In my opinion a purely tactical executive doesn’t grasp strategy easily. Here is an excellent example. I have an existing client who has just started a brand new magazine. The salespeople find it almost impossible to connect with the advertisers that they want in the magazine. This is a market with more than 80 competing advertising vehicles. So to arise to this challenge, I have changed the names of the salespeople so that their titles are less threatening. We assigned them titles like “Director of Corporate Communications.” This allows the salesperson to call a potential prospect and say something like: “Hi. I’m Jennifer, the Director of Corporate Communications here at ABC Magazine. As part of our tireless efforts to continually serve the market, we like to gain knowledge about similar companies in our market. I also interact with the editorial staff here, and I’m always keeping my eyes open for potential stories for our magazine. Tell me, how long has your company been established?” This approach allows the sales staff to gain a strategic accomplishment of gaining solid relationships within the market and getting into conversation that establishes a little rapport. After they build rapport, the salesperson has the ability to softly transition into talking about advertising. ” One of the many things I do for the magazine is check out products or services that our readers enjoy and/or have interest in.” This allows the salesperson to roll into dialogue about advertising and ease their way into what you’re about to gain knowledge of called “educational based marketing,” which is allowing an opportunity to educate candidates. This is an extended, strategic close to the sales process.
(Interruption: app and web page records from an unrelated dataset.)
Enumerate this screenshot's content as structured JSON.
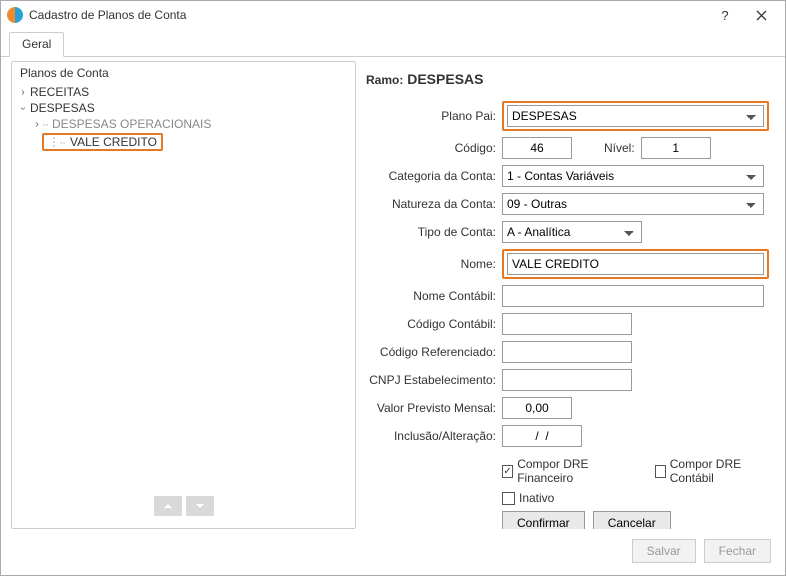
{
  "window": {
    "title": "Cadastro de Planos de Conta"
  },
  "tabs": {
    "geral": "Geral"
  },
  "tree": {
    "title": "Planos de Conta",
    "receitas": "RECEITAS",
    "despesas": "DESPESAS",
    "despesas_oper": "DESPESAS OPERACIONAIS",
    "vale_credito": "VALE CREDITO"
  },
  "form": {
    "ramo_label": "Ramo:",
    "ramo_value": "DESPESAS",
    "labels": {
      "plano_pai": "Plano Pai:",
      "codigo": "Código:",
      "nivel": "Nível:",
      "categoria": "Categoria da Conta:",
      "natureza": "Natureza da Conta:",
      "tipo": "Tipo de Conta:",
      "nome": "Nome:",
      "nome_contabil": "Nome Contábil:",
      "codigo_contabil": "Código Contábil:",
      "codigo_ref": "Código Referenciado:",
      "cnpj": "CNPJ Estabelecimento:",
      "valor_prev": "Valor Previsto Mensal:",
      "inclusao": "Inclusão/Alteração:"
    },
    "values": {
      "plano_pai": "DESPESAS",
      "codigo": "46",
      "nivel": "1",
      "categoria": "1 - Contas Variáveis",
      "natureza": "09 - Outras",
      "tipo": "A - Analítica",
      "nome": "VALE CREDITO",
      "nome_contabil": "",
      "codigo_contabil": "",
      "codigo_ref": "",
      "cnpj": "",
      "valor_prev": "0,00",
      "inclusao": "/  /"
    },
    "checks": {
      "dre_fin": "Compor DRE Financeiro",
      "dre_cont": "Compor DRE Contábil",
      "inativo": "Inativo"
    },
    "buttons": {
      "confirmar": "Confirmar",
      "cancelar": "Cancelar",
      "salvar": "Salvar",
      "fechar": "Fechar"
    }
  }
}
We gave them titles like “Director of Corporate Communications.” This enabled the salesperson to call a prospect and say something like: “Hi. I’m Jennifer the Director of Corporate Communications here at XYZ Magazine. As part of our ongoing effort to continually serve the market we like to learn more about other companies in our market. I also interface with the editorial staff here, and I’m always on the look out for potential stories for our magazine. Tell me how long has your company been in business?” This approach enables the sales staff to achieve a strategic objective of establishing solid relationships within the market and getting into discussions that build a little rapport. After they build rapport the salesperson is able to softly segue into talking about advertising. “One of the other things I do for the magazine is look for products or services that our readers be interested in.” This enabled the salesperson to then get into dialogue about advertising and work their way into what you’re about to learn called “educational based marketing,” which is creating an opportunity to educate prospects. This is a long term, strategic approach to the sales process. But here’s the point: A tactical salesperson would say: Why do I want to do all that when all I really want to do is sell them advertising? The strategic executive would understand that this approach would get you into an actual conversation which can build some rapport and interest before trying to immediately sell the prospect an ad. The strategist looks at every challenge as an opportunity to out-think competitive approaches. This will be demonstrated 10 more ways during the upcoming pages. Let’s go deeper. When you or your salespeople get in front of a client, what do you want them to accomplish? What are your strategic objectives? When I ask executives that question, most of them reply tactically, “I want to make a sale.” And then I ask them to think strategically, “What else do you want to achieve?” And they say, “What else is there?” And the conversation goes like this:
Me: Would you like to be reputable? Them: Well, of course I’d like to be reputable.
Me: Would you like to be trusted? Them: Well, of course I’d like to be trusted.
Me: Would you like recommendations? Them: Well, of course I’d like recommendations.
Me: Would you like a preemptive plan for when your competition tries to undercut your pricing? Them: Well, yeah, that’s a great plan.
Me: Would you like to be distinguished as an expert? Them: That could be dear to me, yes.
Me: How about influence, would you like to have influence in that meeting? Them (the tacticians): What does that mean?
Me: Hang with me here a second. How about brand loyalty? Is that important? Them: Heck yes.
Me: What about some urgency to buy now, would that be a logical thing? Them: Yes. That would be great.
If you even think about these objectives, doesn’t it automatically change how that meeting might go? So much of this is left up to the individual salesperson-every time. What if you, as the leader of your company, could devise a way to accomplish all those strategic objectives, and do them every time anyone in your company is in front of a buyer? How much more powerful would you be over your competition?
Author: Chet HolmesThis author has published 2 articles so far.